## Data supplied

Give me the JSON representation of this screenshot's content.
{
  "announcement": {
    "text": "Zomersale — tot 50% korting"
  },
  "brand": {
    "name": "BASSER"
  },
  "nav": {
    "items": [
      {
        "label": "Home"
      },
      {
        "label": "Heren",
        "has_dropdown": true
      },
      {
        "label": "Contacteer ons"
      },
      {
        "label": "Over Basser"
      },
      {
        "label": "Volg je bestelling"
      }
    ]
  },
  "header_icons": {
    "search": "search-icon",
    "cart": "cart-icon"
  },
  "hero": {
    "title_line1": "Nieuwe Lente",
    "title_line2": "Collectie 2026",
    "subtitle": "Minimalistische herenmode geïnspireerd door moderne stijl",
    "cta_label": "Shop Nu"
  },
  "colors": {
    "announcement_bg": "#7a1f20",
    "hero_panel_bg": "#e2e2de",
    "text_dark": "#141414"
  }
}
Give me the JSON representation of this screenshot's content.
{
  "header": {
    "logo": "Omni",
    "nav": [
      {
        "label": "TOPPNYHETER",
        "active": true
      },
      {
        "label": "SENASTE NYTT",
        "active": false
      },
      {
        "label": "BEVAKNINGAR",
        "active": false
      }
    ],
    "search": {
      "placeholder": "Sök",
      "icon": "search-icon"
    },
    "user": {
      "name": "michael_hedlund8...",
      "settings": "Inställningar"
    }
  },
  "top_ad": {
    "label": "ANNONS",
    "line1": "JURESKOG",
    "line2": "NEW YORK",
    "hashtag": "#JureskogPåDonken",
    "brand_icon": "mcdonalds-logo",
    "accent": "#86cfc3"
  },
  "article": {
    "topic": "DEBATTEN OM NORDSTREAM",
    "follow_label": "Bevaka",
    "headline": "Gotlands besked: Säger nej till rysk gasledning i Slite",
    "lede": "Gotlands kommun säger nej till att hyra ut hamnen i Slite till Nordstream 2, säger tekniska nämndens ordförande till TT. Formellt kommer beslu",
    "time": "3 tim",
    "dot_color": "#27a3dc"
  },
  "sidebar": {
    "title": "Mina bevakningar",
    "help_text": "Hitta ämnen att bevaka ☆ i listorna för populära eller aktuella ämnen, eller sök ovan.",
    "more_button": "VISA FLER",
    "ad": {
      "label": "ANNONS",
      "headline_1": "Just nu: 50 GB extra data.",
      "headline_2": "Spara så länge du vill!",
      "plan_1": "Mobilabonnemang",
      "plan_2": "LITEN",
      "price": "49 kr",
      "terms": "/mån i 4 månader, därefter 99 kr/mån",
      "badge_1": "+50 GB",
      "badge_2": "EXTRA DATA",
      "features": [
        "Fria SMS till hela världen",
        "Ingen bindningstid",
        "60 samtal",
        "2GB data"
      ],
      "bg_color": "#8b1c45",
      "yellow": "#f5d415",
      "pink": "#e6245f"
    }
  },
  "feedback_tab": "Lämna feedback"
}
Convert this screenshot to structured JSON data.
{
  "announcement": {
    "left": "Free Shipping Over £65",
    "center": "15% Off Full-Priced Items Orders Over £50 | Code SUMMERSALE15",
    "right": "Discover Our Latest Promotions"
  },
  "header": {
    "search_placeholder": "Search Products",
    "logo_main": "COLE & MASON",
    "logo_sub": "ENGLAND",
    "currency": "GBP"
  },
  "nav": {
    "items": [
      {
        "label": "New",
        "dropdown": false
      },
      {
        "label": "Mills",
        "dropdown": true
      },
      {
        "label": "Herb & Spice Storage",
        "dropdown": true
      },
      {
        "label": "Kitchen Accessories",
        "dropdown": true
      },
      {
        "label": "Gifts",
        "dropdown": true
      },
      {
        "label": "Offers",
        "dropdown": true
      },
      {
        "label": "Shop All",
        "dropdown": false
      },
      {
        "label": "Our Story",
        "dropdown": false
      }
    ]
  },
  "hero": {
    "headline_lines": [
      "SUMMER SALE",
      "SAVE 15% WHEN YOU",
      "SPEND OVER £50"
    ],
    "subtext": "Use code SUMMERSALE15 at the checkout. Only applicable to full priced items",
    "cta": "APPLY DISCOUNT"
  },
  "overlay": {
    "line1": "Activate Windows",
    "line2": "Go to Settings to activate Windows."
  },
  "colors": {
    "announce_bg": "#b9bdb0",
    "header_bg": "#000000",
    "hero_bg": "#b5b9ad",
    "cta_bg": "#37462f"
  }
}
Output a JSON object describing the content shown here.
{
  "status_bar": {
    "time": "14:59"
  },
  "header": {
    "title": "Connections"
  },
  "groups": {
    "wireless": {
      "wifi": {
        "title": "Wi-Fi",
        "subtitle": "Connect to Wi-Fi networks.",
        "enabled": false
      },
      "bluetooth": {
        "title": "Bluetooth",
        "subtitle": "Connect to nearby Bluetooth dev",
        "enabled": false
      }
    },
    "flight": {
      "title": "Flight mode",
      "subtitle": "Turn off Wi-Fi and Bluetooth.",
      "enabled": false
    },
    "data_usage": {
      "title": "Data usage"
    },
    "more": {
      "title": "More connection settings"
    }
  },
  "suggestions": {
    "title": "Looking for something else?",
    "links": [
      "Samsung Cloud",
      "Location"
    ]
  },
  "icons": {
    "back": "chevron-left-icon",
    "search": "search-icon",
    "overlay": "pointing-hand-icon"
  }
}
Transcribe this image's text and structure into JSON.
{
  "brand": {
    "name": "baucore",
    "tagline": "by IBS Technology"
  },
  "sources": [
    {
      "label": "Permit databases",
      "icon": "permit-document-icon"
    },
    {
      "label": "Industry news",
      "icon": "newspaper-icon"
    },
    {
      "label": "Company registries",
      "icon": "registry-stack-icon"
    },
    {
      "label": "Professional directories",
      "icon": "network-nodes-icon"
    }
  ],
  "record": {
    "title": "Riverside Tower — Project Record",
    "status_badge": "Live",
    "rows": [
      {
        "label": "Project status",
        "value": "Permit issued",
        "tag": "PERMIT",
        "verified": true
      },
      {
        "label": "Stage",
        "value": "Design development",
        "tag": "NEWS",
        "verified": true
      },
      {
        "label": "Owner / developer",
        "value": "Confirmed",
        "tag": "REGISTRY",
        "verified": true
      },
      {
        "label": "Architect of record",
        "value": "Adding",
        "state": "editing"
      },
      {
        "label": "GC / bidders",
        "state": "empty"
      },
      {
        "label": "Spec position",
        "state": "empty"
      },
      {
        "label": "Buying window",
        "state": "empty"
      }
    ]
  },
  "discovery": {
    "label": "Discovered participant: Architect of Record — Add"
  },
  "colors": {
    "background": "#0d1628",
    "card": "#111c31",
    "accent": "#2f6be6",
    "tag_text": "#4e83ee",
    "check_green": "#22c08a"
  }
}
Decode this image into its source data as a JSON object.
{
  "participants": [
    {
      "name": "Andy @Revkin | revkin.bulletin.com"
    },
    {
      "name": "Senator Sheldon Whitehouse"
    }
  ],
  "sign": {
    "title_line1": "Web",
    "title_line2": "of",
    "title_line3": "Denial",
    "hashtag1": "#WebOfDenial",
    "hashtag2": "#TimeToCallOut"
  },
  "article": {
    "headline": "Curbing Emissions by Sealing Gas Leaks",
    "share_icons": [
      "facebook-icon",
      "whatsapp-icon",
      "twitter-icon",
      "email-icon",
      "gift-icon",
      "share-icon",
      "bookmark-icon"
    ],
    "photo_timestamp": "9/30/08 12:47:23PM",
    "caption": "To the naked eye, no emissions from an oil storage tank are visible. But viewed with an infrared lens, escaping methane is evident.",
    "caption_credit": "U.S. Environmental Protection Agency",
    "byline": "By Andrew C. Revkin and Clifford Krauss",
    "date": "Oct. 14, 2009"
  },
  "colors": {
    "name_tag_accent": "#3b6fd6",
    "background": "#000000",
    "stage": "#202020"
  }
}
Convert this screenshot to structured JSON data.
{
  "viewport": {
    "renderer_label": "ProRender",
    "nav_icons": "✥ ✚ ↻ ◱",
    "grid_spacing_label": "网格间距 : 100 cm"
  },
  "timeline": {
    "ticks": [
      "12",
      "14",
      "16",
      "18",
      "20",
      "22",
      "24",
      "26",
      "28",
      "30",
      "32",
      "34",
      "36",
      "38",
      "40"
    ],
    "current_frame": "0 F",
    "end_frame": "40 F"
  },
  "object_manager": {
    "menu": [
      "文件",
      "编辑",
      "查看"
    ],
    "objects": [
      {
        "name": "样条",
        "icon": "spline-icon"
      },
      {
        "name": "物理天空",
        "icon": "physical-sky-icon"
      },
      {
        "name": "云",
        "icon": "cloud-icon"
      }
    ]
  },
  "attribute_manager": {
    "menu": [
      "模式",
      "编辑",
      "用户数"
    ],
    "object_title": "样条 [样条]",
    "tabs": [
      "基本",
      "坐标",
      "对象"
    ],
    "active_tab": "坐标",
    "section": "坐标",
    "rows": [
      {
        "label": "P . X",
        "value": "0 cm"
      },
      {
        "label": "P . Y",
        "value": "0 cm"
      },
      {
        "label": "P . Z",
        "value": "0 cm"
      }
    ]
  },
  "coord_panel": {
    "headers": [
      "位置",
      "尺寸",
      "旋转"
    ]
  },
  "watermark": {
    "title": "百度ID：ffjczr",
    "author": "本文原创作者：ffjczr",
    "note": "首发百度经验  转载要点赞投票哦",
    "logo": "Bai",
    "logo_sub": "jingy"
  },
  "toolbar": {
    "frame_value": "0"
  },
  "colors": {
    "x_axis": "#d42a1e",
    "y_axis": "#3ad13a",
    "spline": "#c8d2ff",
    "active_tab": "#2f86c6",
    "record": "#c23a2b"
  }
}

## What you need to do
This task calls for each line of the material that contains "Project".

## Result of this exercise
    "title": "Riverside Tower — Project Record",
        "label": "Project status",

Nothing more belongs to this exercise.